These healthier choices will provide you with more than enough saturated fat to meet the requirements of your body and your body makes all the cholesterol it need from saturated fat so it is not necessary to specifically include foods high in either of these substances to your diet. The Healthy Way Diet contains information on a wide variety of heart-healthy fats and oils.


The fats that you should really work to eliminate from your diet are hydrogenated fats and trans-fats. There is nothing beneficial about these fats and they have been proven to contribute to all sorts of medical issues and diseases. Trans-fats raise bad cholesterol and lower good cholesterol, so they are doubly destructive. These fats are chemically processed by adding hydrogen atoms to vegetable oil so that fat is more solid at room temperature. Most packaged foods such as cookies, cakes, donuts, and crackers contain hydrogenated fats, and they are often used in fast food cooking. Check the label on every packaged and processed food you buy to avoid products with these fats and limit your consumption of fast foods.


LDL or ‘bad’ cholesterol verses HDL or ‘good’ cholesterol


LDL cholesterol causes plaque formation which narrows arteries and results in a condition called atherosclerosis. Clot formation and the subsequent blockage of arteries can result in heart attacks and strokes.


HDL cholesterol plays an important role in removing excess cholesterol from the arteries. It also directs cholesterol to the liver from the arteries where it is eliminated from the body.  High levels of HDL seem to protect again heart disease, while low HDL levels increase the risk.


Dietary cholesterol is only found in animal products such as meat, eggs, shellfish, and dairy foods, but the body also manufactures cholesterol from the fat you get in your diet.


For optimal health, it is advisable to lower LDL cholesterol levels and raise HDL levels. This can often be accomplished through diet, exercise, and lifestyle changes. In addition to aiding in weight loss and improving overall health, regular exercise has been found to help raise HDL cholesterol levels. Saturated fat and trans-fatty acids have both been found to raise bad cholesterol, which is one of the many reasons why these fats should be carefully monitored in the diet. Foods high in monounsaturated and polyunsaturated fats tend to raise levels of good cholesterol as well as lowering levels of bad cholesterol. These unsaturated fats are found in almonds, walnuts, sunflower seeds, olives, fish, avocados, and soybeans.

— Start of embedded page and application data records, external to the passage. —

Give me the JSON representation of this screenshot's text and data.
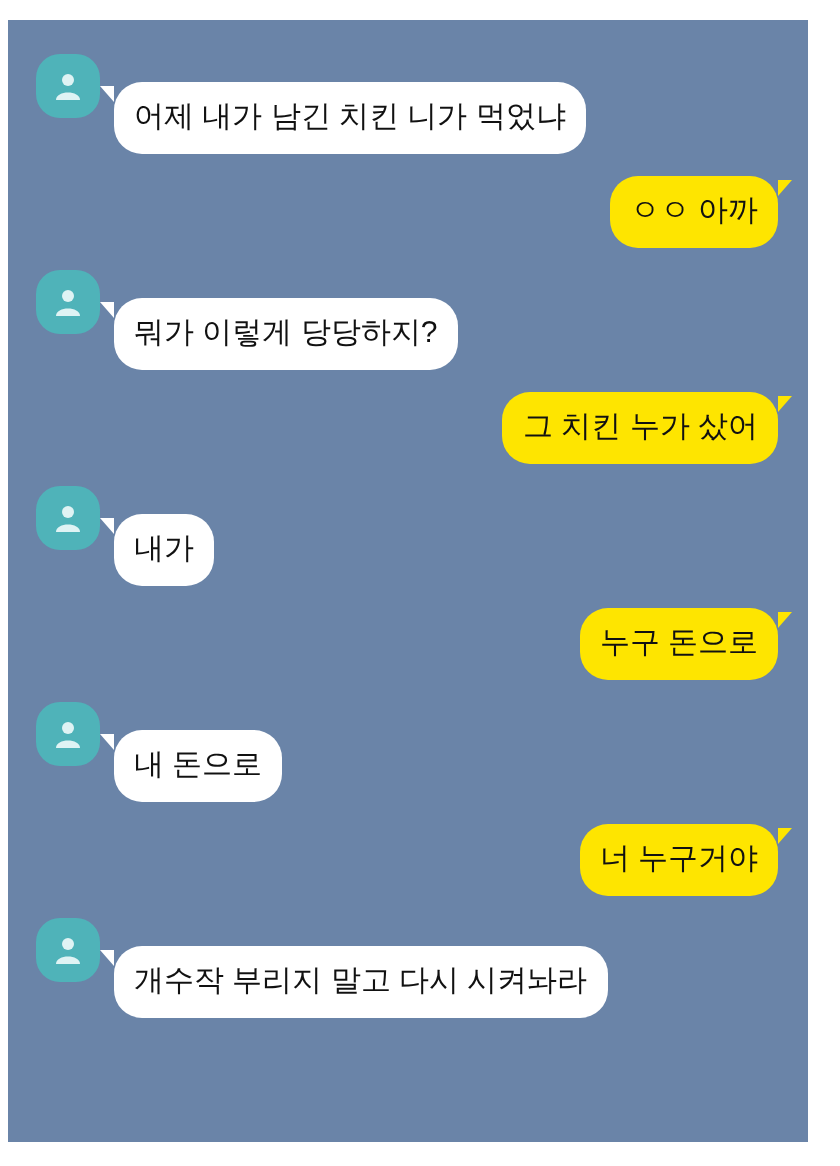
{
  "messages": [
    {
      "kind": "incoming",
      "text": "어제 내가 남긴 치킨 니가 먹었냐"
    },
    {
      "kind": "outgoing",
      "text": "ㅇㅇ 아까"
    },
    {
      "kind": "incoming",
      "text": "뭐가 이렇게 당당하지?"
    },
    {
      "kind": "outgoing",
      "text": "그 치킨 누가 샀어"
    },
    {
      "kind": "incoming",
      "text": "내가"
    },
    {
      "kind": "outgoing",
      "text": "누구 돈으로"
    },
    {
      "kind": "incoming",
      "text": "내 돈으로"
    },
    {
      "kind": "outgoing",
      "text": "너 누구거야"
    },
    {
      "kind": "incoming",
      "text": "개수작 부리지 말고 다시 시켜놔라"
    }
  ]
}
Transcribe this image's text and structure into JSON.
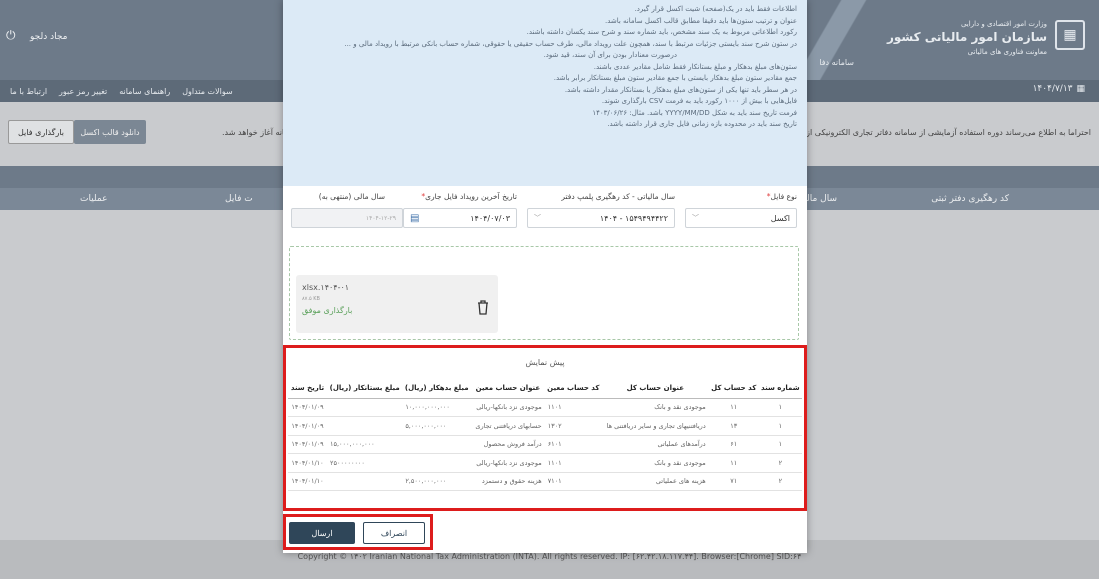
{
  "header": {
    "org_line1": "وزارت امور اقتصادی و دارایی",
    "org_line2": "سازمان امور مالیاتی کشور",
    "org_line3": "معاونت فناوری های مالیاتی",
    "system_name": "سامانه دفا",
    "user_name": "مجاد دلجو",
    "date": "۱۴۰۴/۷/۱۳"
  },
  "nav": {
    "items": [
      "سوالات متداول",
      "راهنمای سامانه",
      "تغییر رمز عبور",
      "ارتباط با ما"
    ]
  },
  "background": {
    "notice": "احتراما به اطلاع می‌رساند دوره استفاده آزمایشی از سامانه دفاتر تجاری الکترونیکی از",
    "notice_tail": "سامانه آغاز خواهد شد.",
    "upload_file_label": "بارگذاری فایل",
    "download_template_label": "دانلود قالب اکسل",
    "columns": [
      "کد رهگیری دفتر ثبتی",
      "سال مالی",
      "ت فایل",
      "عملیات"
    ],
    "footer": "Copyright © ۱۴۰۲ Iranian National Tax Administration (INTA). All rights reserved. IP: [۶۲.۴۲.۱۸.۱۱۷.۴۴]. Browser:[Chrome] SID:۶۴"
  },
  "guide": {
    "lines": [
      "اطلاعات فقط باید در یک(صفحه) شیت اکسل قرار گیرد.",
      "عنوان و ترتیب ستون‌ها باید دقیقا مطابق قالب اکسل سامانه باشد.",
      "رکورد اطلاعاتی مربوط به یک سند مشخص، باید شماره سند و شرح سند یکسان داشته باشند.",
      "در ستون شرح سند بایستی جزئیات مرتبط با سند، همچون علت رویداد مالی، طرف حساب حقیقی یا حقوقی، شماره حساب بانکی مرتبط با رویداد مالی و ...",
      "درصورت معنادار بودن برای آن سند، قید شود.",
      "ستون‌های مبلغ بدهکار و مبلغ بستانکار فقط شامل مقادیر عددی باشند.",
      "جمع مقادیر ستون مبلغ بدهکار بایستی با جمع مقادیر ستون مبلغ بستانکار برابر باشد.",
      "در هر سطر باید تنها یکی از ستون‌های مبلغ بدهکار یا بستانکار مقدار داشته باشد.",
      "فایل‌هایی با بیش از ۱۰۰۰ رکورد باید به فرمت CSV بارگذاری شوند.",
      "فرمت تاریخ سند باید به شکل YYYY/MM/DD باشد. مثال: ۱۴۰۳/۰۶/۲۶",
      "تاریخ سند باید در محدوده بازه زمانی فایل جاری قرار داشته باشد."
    ]
  },
  "form": {
    "file_type": {
      "label": "نوع فایل",
      "value": "اکسل"
    },
    "fiscal_year": {
      "label": "سال مالیاتی - کد رهگیری پلمپ دفتر",
      "value": "۱۵۴۹۴۹۴۴۲۲ - ۱۴۰۴"
    },
    "last_event_date": {
      "label": "تاریخ آخرین رویداد فایل جاری",
      "value": "۱۴۰۴/۰۷/۰۳"
    },
    "fiscal_year_end": {
      "label": "سال مالی (منتهی به)",
      "value": "۱۴۰۴-۱۲-۲۹"
    }
  },
  "upload": {
    "file_name": "xlsx.۱۴۰۴-۰۱",
    "file_size": "۸۷.۵ KB",
    "status": "بارگذاری موفق"
  },
  "preview": {
    "title": "پیش نمایش",
    "columns": [
      "شماره سند",
      "کد حساب کل",
      "عنوان حساب کل",
      "کد حساب معین",
      "عنوان حساب معین",
      "مبلغ بدهکار (ریال)",
      "مبلغ بستانکار (ریال)",
      "تاریخ سند"
    ],
    "rows": [
      [
        "۱",
        "۱۱",
        "موجودی نقد و بانک",
        "۱۱۰۱",
        "موجودی نزد بانکها-ریالی",
        "۱۰,۰۰۰,۰۰۰,۰۰۰",
        "",
        "۱۴۰۴/۰۱/۰۹"
      ],
      [
        "۱",
        "۱۳",
        "دریافتنیهای تجاری و سایر دریافتنی ها",
        "۱۳۰۲",
        "حسابهای دریافتنی تجاری",
        "۵,۰۰۰,۰۰۰,۰۰۰",
        "",
        "۱۴۰۴/۰۱/۰۹"
      ],
      [
        "۱",
        "۶۱",
        "درآمدهای عملیاتی",
        "۶۱۰۱",
        "درآمد فروش محصول",
        "",
        "۱۵,۰۰۰,۰۰۰,۰۰۰",
        "۱۴۰۴/۰۱/۰۹"
      ],
      [
        "۲",
        "۱۱",
        "موجودی نقد و بانک",
        "۱۱۰۱",
        "موجودی نزد بانکها-ریالی",
        "",
        "۲۵۰۰۰۰۰۰۰۰",
        "۱۴۰۴/۰۱/۱۰"
      ],
      [
        "۲",
        "۷۱",
        "هزینه های عملیاتی",
        "۷۱۰۱",
        "هزینه حقوق و دستمزد",
        "۲,۵۰۰,۰۰۰,۰۰۰",
        "",
        "۱۴۰۴/۰۱/۱۰"
      ]
    ]
  },
  "actions": {
    "send_label": "ارسال",
    "cancel_label": "انصراف"
  },
  "colors": {
    "highlight": "#dd1c1c",
    "primary": "#2f4659",
    "guide_bg": "#dceaf6"
  }
}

A healthy, balanced diet will probably include foods that contain small amounts of saturated fat and cholesterol. Focus on the heart-healthy fats and your body will manufacture any saturated fat and cholesterol as needed.


Some people have a hereditary tendency toward high-cholesterol and these dieters may need to restrict their saturated fat and cholesterol intake more than the average person, and should make it a point to get regular exercise and also to avoid smoking in an effort to help maintain a normal cholesterol level. It is advisable to have your cholesterol level checked by a medical professional regularly.


Resources:

http://www.nhs.uk/chq/Pages/1124.aspx?CategoryID=51&SubCategoryID=167

http://www.hsph.harvard.edu/nutritionsource/what-should-you-eat/fats-full-story/index.html

http://www.askdrsears.com/html/4/t041300.asp

http://www.mayoclinic.com/health/healthy-diet/NU00200

http://www.mayoclinic.com/health/trans-fat/CL00032

http://www.americanheart.org/presenter.jhtml?identifier=180

Expand all
Comments (1) Add a comment
( Required )
( Will not be published ) ( Required )

  • Burleske
    • The 4th Edition of this cookbook is truly wonderful. Each of the recipes I have tried result in very flavorful and delicious dishes. I recommend this book to all cooks, those with cholesterol issues as well as those who are fortunate not to have them.